• _SUPPLIED MATERIAL_:
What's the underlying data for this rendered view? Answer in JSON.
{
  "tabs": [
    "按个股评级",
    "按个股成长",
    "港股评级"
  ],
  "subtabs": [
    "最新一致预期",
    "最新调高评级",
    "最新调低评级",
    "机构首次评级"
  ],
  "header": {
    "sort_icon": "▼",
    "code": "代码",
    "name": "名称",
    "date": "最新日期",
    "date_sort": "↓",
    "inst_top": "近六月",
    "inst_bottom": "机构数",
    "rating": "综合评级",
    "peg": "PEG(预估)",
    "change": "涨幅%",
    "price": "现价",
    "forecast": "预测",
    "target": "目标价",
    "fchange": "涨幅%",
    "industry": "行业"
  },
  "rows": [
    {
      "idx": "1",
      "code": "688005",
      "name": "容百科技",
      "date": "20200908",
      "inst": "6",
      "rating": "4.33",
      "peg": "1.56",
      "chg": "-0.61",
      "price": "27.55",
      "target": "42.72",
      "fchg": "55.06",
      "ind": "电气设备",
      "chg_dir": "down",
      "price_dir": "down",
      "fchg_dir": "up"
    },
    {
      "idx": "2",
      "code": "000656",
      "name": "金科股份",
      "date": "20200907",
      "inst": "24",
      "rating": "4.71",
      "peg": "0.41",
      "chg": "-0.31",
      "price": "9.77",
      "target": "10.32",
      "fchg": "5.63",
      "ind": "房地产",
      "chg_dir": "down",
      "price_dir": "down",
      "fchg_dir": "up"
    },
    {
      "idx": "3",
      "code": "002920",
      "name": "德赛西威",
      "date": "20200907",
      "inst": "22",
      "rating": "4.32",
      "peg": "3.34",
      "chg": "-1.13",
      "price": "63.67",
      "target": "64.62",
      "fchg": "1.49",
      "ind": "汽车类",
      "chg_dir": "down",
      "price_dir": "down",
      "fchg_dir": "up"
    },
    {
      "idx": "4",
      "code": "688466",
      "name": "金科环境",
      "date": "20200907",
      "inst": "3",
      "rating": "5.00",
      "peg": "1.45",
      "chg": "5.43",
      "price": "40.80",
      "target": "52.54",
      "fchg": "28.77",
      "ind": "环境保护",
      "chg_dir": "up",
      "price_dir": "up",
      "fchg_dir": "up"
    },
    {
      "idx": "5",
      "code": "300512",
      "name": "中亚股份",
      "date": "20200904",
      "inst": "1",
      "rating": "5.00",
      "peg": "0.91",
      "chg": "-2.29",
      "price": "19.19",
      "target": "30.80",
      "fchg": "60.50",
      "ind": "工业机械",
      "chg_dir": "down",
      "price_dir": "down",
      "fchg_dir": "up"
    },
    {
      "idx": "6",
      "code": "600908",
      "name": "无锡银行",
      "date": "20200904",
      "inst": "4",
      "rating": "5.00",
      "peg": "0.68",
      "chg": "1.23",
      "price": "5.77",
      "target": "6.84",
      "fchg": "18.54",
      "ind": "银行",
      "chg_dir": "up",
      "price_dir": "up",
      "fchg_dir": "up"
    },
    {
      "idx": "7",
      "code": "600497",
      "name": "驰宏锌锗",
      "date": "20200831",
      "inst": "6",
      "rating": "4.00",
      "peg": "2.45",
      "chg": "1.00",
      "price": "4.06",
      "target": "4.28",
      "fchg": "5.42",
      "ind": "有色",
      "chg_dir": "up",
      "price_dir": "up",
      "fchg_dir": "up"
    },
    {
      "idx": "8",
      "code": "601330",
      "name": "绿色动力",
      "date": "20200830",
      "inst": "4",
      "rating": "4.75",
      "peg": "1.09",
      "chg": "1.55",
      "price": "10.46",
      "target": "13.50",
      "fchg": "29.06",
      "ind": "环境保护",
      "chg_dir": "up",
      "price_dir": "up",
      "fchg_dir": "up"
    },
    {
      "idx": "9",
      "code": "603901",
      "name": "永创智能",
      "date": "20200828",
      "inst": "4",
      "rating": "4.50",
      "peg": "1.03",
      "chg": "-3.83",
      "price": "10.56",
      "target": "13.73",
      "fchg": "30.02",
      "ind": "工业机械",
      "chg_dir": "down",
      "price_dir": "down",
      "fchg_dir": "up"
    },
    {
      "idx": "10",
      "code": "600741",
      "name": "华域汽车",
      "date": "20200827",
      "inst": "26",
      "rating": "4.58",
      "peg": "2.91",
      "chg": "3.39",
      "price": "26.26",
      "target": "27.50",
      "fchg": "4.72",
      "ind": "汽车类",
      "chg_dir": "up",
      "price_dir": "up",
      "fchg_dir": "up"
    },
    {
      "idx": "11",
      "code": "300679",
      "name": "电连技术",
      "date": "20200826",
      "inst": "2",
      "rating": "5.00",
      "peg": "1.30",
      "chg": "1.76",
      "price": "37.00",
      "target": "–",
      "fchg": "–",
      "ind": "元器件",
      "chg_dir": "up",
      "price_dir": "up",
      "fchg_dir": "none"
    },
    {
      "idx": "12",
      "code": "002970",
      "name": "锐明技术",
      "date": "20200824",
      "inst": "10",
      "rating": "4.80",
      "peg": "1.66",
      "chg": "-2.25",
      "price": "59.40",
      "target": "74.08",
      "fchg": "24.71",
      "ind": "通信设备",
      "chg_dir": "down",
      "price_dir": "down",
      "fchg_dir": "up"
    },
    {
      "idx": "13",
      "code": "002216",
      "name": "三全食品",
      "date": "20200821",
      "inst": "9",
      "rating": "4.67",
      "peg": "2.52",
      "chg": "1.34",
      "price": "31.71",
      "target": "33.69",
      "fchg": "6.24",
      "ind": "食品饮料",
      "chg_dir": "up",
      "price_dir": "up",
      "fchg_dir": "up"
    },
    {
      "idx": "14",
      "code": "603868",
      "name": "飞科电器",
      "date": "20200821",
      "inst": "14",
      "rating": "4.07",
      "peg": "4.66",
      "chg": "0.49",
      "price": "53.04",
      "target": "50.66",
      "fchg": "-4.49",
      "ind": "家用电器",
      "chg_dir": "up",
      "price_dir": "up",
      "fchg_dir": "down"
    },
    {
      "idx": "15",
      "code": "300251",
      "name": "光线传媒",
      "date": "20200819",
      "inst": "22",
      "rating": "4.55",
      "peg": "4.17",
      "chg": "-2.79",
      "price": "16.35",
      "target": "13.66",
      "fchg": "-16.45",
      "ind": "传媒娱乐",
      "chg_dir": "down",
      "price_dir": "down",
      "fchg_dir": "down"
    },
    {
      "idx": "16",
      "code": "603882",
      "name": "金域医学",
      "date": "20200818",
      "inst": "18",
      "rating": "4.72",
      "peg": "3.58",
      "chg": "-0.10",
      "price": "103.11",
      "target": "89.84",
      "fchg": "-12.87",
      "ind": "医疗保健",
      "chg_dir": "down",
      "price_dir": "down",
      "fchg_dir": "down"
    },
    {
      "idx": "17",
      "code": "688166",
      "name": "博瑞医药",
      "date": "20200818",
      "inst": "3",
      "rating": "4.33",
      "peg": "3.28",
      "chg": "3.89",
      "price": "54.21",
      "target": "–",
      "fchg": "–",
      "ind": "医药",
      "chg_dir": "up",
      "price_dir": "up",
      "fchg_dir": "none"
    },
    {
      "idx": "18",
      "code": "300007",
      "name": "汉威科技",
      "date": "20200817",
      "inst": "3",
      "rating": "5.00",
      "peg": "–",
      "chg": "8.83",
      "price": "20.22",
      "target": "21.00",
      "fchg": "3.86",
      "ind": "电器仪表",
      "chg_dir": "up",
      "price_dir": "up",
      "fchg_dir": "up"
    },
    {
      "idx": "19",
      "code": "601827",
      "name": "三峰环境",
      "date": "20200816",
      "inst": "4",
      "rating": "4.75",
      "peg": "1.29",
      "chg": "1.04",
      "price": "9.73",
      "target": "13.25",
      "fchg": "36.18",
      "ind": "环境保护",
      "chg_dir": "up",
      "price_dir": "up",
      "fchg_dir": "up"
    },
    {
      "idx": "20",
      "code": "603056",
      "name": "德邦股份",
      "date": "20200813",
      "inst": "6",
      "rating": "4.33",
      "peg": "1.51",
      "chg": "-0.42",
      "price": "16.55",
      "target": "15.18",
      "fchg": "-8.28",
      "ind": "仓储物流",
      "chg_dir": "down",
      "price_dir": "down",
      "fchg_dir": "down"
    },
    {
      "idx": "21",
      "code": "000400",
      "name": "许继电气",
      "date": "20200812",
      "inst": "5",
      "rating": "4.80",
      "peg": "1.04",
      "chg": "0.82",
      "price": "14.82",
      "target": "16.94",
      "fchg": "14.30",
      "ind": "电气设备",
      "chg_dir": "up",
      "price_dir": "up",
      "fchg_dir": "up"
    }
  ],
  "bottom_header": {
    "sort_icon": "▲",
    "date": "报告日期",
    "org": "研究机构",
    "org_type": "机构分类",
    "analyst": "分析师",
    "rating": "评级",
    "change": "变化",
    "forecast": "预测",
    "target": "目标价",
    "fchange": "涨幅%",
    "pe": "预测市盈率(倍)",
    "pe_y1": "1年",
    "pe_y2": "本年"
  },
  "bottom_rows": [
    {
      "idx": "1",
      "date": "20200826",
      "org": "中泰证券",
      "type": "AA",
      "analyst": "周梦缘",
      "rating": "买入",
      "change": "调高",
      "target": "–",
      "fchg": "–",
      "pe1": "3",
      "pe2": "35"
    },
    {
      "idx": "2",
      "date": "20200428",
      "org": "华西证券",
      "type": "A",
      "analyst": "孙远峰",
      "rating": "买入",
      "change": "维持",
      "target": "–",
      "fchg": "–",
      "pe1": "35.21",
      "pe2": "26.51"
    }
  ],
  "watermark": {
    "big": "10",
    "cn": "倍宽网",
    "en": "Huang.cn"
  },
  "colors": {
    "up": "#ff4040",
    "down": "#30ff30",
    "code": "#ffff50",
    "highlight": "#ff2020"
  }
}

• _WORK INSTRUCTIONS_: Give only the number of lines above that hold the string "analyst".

• _WRITTEN SOLUTION_: 3